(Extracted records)
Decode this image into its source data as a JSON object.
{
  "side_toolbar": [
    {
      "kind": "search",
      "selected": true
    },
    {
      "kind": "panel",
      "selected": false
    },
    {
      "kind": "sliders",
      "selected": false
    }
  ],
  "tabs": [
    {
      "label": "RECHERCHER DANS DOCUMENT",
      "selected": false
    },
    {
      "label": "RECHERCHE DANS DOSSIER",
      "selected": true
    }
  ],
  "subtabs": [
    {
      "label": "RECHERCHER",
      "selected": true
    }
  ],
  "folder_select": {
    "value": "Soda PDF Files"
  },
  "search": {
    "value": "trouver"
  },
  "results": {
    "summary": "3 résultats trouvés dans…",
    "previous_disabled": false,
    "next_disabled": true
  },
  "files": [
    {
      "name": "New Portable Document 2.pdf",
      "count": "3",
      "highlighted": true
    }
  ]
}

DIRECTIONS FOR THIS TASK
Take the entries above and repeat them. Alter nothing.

EXERCISE ANSWER
Decode this image into its source data as a JSON object.
{
  "side_toolbar": [
    {
      "kind": "search",
      "selected": true
    },
    {
      "kind": "panel",
      "selected": false
    },
    {
      "kind": "sliders",
      "selected": false
    }
  ],
  "tabs": [
    {
      "label": "RECHERCHER DANS DOCUMENT",
      "selected": false
    },
    {
      "label": "RECHERCHE DANS DOSSIER",
      "selected": true
    }
  ],
  "subtabs": [
    {
      "label": "RECHERCHER",
      "selected": true
    }
  ],
  "folder_select": {
    "value": "Soda PDF Files"
  },
  "search": {
    "value": "trouver"
  },
  "results": {
    "summary": "3 résultats trouvés dans…",
    "previous_disabled": false,
    "next_disabled": true
  },
  "files": [
    {
      "name": "New Portable Document 2.pdf",
      "count": "3",
      "highlighted": true
    }
  ]
}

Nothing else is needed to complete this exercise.